Ch. 13 - Photosynthesis
Ch. 15 - DNA Replication
Ch. 16 - Central Dogma & Gene Regulation
Ch. 17 - Microbial Genetics
Ch. 18 - Biotechnology
Ch. 21 - Viruses, Viroids, & Prions
Ch. 22 - Innate Immunity
Ch. 23 - Adaptive Immunity
Ch. 24 - Principles of Disease
Introduction to Energy
Laws of Thermodynamics
Chemical Reactions
Enzyme Activation Energy
Enzyme Binding Factors
Enzyme Inhibition
Introduction to Metabolism
Negative & Positive Feedback
Redox Reactions
Introduction to Aerobic Cellular Respiration
Types of Phosphorylation
Entner-Doudoroff Pathway
Pentose-Phosphate Pathway
Pyruvate Oxidation
Krebs Cycle
Electron Transport Chain
Review of Aerobic Cellular Respiration
Fermentation & Anaerobic Respiration

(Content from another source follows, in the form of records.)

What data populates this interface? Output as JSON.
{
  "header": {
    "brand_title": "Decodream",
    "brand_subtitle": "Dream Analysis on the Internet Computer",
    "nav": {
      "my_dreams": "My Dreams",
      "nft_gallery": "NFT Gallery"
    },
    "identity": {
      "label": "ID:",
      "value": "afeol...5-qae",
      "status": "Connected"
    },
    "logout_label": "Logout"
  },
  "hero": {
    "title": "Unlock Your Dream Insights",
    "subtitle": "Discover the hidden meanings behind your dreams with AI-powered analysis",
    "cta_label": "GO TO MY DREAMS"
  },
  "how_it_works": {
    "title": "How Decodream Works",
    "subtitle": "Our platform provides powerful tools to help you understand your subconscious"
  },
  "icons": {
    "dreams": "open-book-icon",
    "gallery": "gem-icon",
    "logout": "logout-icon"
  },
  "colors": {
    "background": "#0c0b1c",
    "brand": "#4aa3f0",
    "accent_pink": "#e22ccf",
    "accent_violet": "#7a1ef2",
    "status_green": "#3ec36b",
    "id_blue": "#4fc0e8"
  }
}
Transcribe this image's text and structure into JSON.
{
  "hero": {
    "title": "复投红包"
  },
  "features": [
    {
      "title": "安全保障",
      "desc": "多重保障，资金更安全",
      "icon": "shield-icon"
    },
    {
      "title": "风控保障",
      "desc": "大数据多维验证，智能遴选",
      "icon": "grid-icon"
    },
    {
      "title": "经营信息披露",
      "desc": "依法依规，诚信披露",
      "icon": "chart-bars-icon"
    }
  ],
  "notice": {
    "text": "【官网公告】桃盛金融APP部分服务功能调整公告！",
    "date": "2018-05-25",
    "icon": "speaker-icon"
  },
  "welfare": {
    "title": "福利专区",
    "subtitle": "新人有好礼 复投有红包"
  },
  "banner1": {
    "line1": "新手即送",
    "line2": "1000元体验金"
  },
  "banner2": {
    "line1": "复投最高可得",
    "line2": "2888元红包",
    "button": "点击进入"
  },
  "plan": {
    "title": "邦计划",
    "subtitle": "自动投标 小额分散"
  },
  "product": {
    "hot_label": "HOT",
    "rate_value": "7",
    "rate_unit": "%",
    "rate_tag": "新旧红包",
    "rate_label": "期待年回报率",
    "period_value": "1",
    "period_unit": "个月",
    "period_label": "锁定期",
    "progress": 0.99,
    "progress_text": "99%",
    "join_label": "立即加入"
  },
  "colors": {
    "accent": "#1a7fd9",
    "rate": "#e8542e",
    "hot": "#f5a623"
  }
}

Concept #1: Pyruvate Oxidation

Practice: Each of the following describes the pyruvate oxidation reaction except that _____________________.

a) It connects glycolysis to the citric acid cycle.

b) Each pyruvate is converted to an acetyl-CoA molecule.

c) NAD+ is reduced to NADH.

d) This reaction occurs within the cytoplasm.

e) Carbon dioxide is released as a by-product.

Practice: In aerobic cellular respiration, pyruvate molecules must be transformed through a process called pyruvate oxidation before they can be broken down in the Krebs Cycle. What are the products of pyruvate oxidation?

a) Acetyl CoA, O2, and ATP.

b) Acetyl and CO2.

c) Acetyl CoA, FADH2, and CO2.

d) Acetyl CoA, NADH, and CO2.

e) Acetyl CoA, NAD+, ATP, and CO2.